New-look petrol stations are not enough
“Tomorrow’s markets are being distributed today,” emphasises Dr. Eric Zayer, Bain partner and co-author of the study. That is why car manufacturers and suppliers as well as electricity companies, but also oil and gas groups have already started to secure the best locations together with partners and to build digital platforms. “Many companies want to participate in the boom that will start around charging infrastructure for e-cars.” In fact, according to Bain analyses, revenues in this area will rise to 40 to 55 billion euros by 2030 in Europe alone. Currently, it is 7 to 8 billion euros. Profits, in turn, are likely to be up to 5 billion euros. Turnover in the USA will be even higher. By the end of the decade, 53 to 70 billion euros are expected there (figure).
Most of the money will initially flow into the construction of fast-charging stations in congested regions. However, this should not be solely about filling stations in a new guise. “Many drivers of e-cars prefer charging at home or at work in everyday life and need fast-charging stations especially on long distances,” explains Dr. Ingo Stein, Practice Director Automotive and Mobility at Bain and co-author of the study. “Which charging options will prevail where will depend on the prevailing residential situation and national regulation, but also on the individual preferences of users and their respective driving and charging behaviour.”
E-vehicles become energy storage and dispensers
In the medium term, those solutions that link vehicle charging with next-generation smart energy services will be of great importance. Such smart energy services should already account for about one third of global profits in 2030. The focus is on so-called vehicle-to-grid and vehicle-to-home concepts. In essence, this means that vehicles not only draw electricity from the grid, but can also store it and release it again. “The batteries of electric vehicles will develop into an important intermediate storage device to balance supply and demand in the strongly fluctuating renewable power generation,” says Stein.

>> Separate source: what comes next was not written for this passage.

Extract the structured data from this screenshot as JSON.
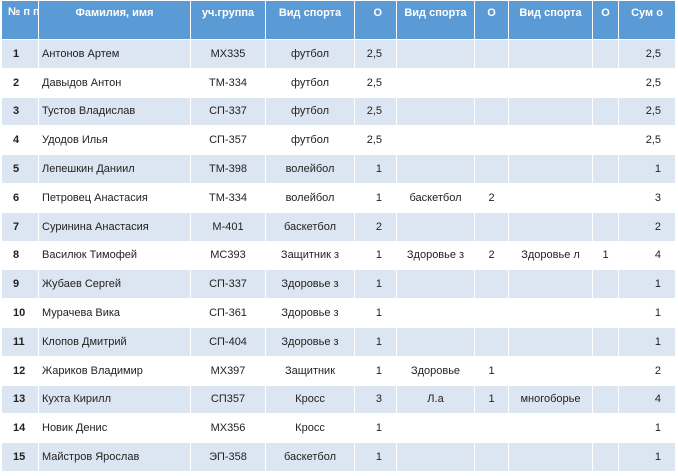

Pioneers develop clear action scenarios
In Bain’s view, five different charging options will play a central role in the expansion of the corresponding infrastructure, which in turn will necessitate suitable business models: charging on the move. Setting up fast-charging stations requires high investments, which can amount to up to 150,000 euros. In order for the stations to meet with broad acceptance and thus pay off, a reliable and rapid charging process, well-chosen locations as well as additional services, such as WiFi or a roof, are required. Charging at the destination. Even at high-traffic locations such as supermarkets and restaurants, trouble-free charging at the appropriate speed at competitive prices must be guaranteed. Charging at home. Easy installation of the charging solution at home as well as attractive tariffs in combination with an electricity contract and smart home offers are important prerequisites for home owners to increasingly opt for e-vehicles. Charging at the workplace. Many employers are likely to make this possible for their employees in just a few years. To score as a provider, simple operating models and favourable prices are needed. Smart Energy Services. Energy companies will rely on providers of smart energy services that can give them reliable access to a large number of parked vehicles. The greatest potential is around offices and factories as well as in residential areas.
Bain partner Zayer sums up: “Regardless of the currently rising electricity costs, the trend towards battery electric vehicles is unbroken. Anyone who wants to invest in the ecosystem around the charging infrastructure for e-cars must analyse the market in detail, identify opportunities and develop concrete action scenarios.” And he adds: “The winners will be those who recognise early on which drivers will use which charging points in the future and which services they can expect there.” www.bain.com